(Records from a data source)
··········

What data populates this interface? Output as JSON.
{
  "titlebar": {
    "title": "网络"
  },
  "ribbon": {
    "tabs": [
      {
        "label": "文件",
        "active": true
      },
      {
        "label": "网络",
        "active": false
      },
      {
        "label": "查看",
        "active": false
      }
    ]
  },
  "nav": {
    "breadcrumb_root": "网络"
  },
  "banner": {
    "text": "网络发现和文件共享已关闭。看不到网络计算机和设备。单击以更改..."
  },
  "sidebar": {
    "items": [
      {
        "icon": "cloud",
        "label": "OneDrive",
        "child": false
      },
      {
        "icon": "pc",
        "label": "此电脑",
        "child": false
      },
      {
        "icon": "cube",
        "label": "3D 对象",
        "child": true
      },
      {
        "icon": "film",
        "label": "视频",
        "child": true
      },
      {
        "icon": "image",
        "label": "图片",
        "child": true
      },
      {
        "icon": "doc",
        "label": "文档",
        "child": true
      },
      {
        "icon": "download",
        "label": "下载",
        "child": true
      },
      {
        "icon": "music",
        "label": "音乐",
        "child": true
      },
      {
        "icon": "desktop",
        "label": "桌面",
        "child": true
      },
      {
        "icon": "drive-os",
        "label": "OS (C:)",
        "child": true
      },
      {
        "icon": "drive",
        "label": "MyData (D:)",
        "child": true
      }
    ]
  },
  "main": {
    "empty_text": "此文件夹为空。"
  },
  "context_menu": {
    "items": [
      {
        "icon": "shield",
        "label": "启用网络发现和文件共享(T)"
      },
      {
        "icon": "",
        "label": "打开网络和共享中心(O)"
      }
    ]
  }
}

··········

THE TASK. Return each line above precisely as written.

ANSWER FOR THE TASK.
What data populates this interface? Output as JSON.
{
  "titlebar": {
    "title": "网络"
  },
  "ribbon": {
    "tabs": [
      {
        "label": "文件",
        "active": true
      },
      {
        "label": "网络",
        "active": false
      },
      {
        "label": "查看",
        "active": false
      }
    ]
  },
  "nav": {
    "breadcrumb_root": "网络"
  },
  "banner": {
    "text": "网络发现和文件共享已关闭。看不到网络计算机和设备。单击以更改..."
  },
  "sidebar": {
    "items": [
      {
        "icon": "cloud",
        "label": "OneDrive",
        "child": false
      },
      {
        "icon": "pc",
        "label": "此电脑",
        "child": false
      },
      {
        "icon": "cube",
        "label": "3D 对象",
        "child": true
      },
      {
        "icon": "film",
        "label": "视频",
        "child": true
      },
      {
        "icon": "image",
        "label": "图片",
        "child": true
      },
      {
        "icon": "doc",
        "label": "文档",
        "child": true
      },
      {
        "icon": "download",
        "label": "下载",
        "child": true
      },
      {
        "icon": "music",
        "label": "音乐",
        "child": true
      },
      {
        "icon": "desktop",
        "label": "桌面",
        "child": true
      },
      {
        "icon": "drive-os",
        "label": "OS (C:)",
        "child": true
      },
      {
        "icon": "drive",
        "label": "MyData (D:)",
        "child": true
      }
    ]
  },
  "main": {
    "empty_text": "此文件夹为空。"
  },
  "context_menu": {
    "items": [
      {
        "icon": "shield",
        "label": "启用网络发现和文件共享(T)"
      },
      {
        "icon": "",
        "label": "打开网络和共享中心(O)"
      }
    ]
  }
}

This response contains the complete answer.